By K.A. Daleman. It does not take a social scientist to make the revelation that bullying occurs in virtually every social species on the planet, mammalian and otherwise. Chances are that if an organism lives in a social group environment, there will be cases of bullying that occur that we, as human observers, deem to be an animalistic necessity to establish a hierarchy within the pack. This innate propensity also exists in humans which, as much as we would like to disbelieve, does not put humans much further up the evolutionary ladder than a pack of wild dogs given the atavistic perpetuation of bullying in our society.
As devastating as her death is, Amanda Todd has been a martyr for the issue but no more so than Dawn-Marie Wesley was twelve years ago, never mind the numerous other cases that never come to mass public attention. These bullying-motivated suicides initially inspire a Tsunami of public discussion on bullying, youth suicide and mental health issues only to ebb away in a matter of months. We, as a society, have failed miserably – the message that Dawn-Marie sent to us has not been heeded. We have had a full twelve years to take her lesson to heart and that has not happened; I daresay that the bullying problem has actually worsened.
Contrary to popular opinion, I do not believe that parents are raising bullies at home any more than they are raising victims. I can again make the comparison with dogs – the reserved, well-behaved canine at home suddenly has a completely different personality at the dog-park, much to the surprise of the dogwalker, simply because it is in a different social environment. Humans are capable of similar dispositional shifts depending on the social environment, how ingrained their self-control and what behaviour they believe they will “get away with”; the hockey riots would be enough said to substantiate this claim – not one of those riot participants behaves like that at home, I am sure.

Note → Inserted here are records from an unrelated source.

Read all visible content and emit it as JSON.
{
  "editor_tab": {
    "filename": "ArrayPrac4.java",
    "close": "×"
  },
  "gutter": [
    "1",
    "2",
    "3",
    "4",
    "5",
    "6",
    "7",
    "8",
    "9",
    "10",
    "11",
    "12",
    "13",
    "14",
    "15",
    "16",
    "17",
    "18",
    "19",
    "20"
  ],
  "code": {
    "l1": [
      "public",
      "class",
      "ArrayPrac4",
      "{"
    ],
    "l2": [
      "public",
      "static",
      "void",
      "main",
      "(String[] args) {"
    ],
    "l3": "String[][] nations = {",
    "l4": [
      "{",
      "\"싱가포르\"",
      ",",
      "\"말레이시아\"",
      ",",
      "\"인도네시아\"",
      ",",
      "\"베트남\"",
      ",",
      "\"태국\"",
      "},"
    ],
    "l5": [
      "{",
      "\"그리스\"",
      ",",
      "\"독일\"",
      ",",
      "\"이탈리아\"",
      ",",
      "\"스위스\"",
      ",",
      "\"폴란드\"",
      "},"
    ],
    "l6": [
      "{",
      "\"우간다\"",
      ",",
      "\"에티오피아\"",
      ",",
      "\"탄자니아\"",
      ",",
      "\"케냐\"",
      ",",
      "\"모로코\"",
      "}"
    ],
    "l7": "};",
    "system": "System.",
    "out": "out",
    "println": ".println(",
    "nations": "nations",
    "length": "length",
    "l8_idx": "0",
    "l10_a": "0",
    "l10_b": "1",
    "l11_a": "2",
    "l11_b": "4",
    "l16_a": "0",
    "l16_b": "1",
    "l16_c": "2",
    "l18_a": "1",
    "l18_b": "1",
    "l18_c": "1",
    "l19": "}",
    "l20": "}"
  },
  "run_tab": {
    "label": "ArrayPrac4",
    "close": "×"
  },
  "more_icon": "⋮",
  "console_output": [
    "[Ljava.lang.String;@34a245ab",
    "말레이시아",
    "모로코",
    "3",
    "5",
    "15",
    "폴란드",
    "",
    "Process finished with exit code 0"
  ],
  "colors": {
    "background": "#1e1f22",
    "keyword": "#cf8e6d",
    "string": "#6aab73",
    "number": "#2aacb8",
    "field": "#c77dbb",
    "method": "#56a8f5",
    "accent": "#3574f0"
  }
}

Bullying appears to be an adaptive behaviour that a child learns to use to his or her advantage when he or she enters a different social environment; to be blunt, the majority of kids are learning how to “get away with” bullying when they first start school. To be fair, I am not saying that they learn the behaviour in Kindergarten but I am saying that they learn that is acceptable by default in that it is not squelched at the outset. I do not know if the elementary school teachers simply cannot recognize these behaviours as bullying in its infancy or if they choose to look the other way in the hopes that the issue will resolve itself, but either way the child learns that the bullying behaviour is acceptable because it has not been clearly addressed to the child as unacceptable. Fast forward the situation from Grade One to Grade Ten and the problem grows exponentially. Teachers encourage the student victims to “stand up to the bully” when the teachers themselves fail to do so and thus I would suggest that the next time one of these teachers is threatened, assaulted or intimidated by another adult that they do not call the police and file a report but rather “stand up” to their assailant themselves.
It would be too easy to point a finger at teachers and blame them when realistically laying blame is a blatant attempt at shirking one’s own responsibility; instead, I would argue that we, as a society, have to actually address the issue with some concerted effort lest Amanda’s death –like her predecessor Dawn-Marie – be in vain. If it means that we have to staff the Kindergarten classrooms with behaviourists or police officers or Cesar Milan then so be it, but if the adage of “an ounce of prevention is worth a pound of cure” holds true, then preventing a child from learning that they can bully others is surely easier than trying to deal with the behaviour once it is ingrained. An aggressive dog is disciplined and immediately removed from the company of other canines by the responsible handler at the first indication of trouble and preferably before an injury occurs. Conversely, an aggressive child is scolded with a few sharp words and the rolling of eyes after another child is injured. I highly doubt that this latter style of reprimand would be well-received at the dog park nor would it be viewed as responsible dog ownership, so why is it acceptable adult methodology for addressing bullying in the classroom? For any teacher that balks at the idea of giving up control of their classroom to a supervisor I would counter that the teachers never do have control of the class – the bullies do, which is confirmed every time a bully is reprimanded with a few sharp words and the rolling of eyes.
Wednesday, February 27th is Anti-Bullying Day in BC and I would suggest that we do more than just wear a pink t-shirt and talk about bullying amongst ourselves. It is high time that we, as a society, come to terms with the magnitude of the situation and actually do something about it – we owe that much to Amanda and Dawn-Marie and the countless other victims who suffer from the abuse of bullies. Our society does not need more policies or t-shirts or funerals; what we need is to stop the bullying.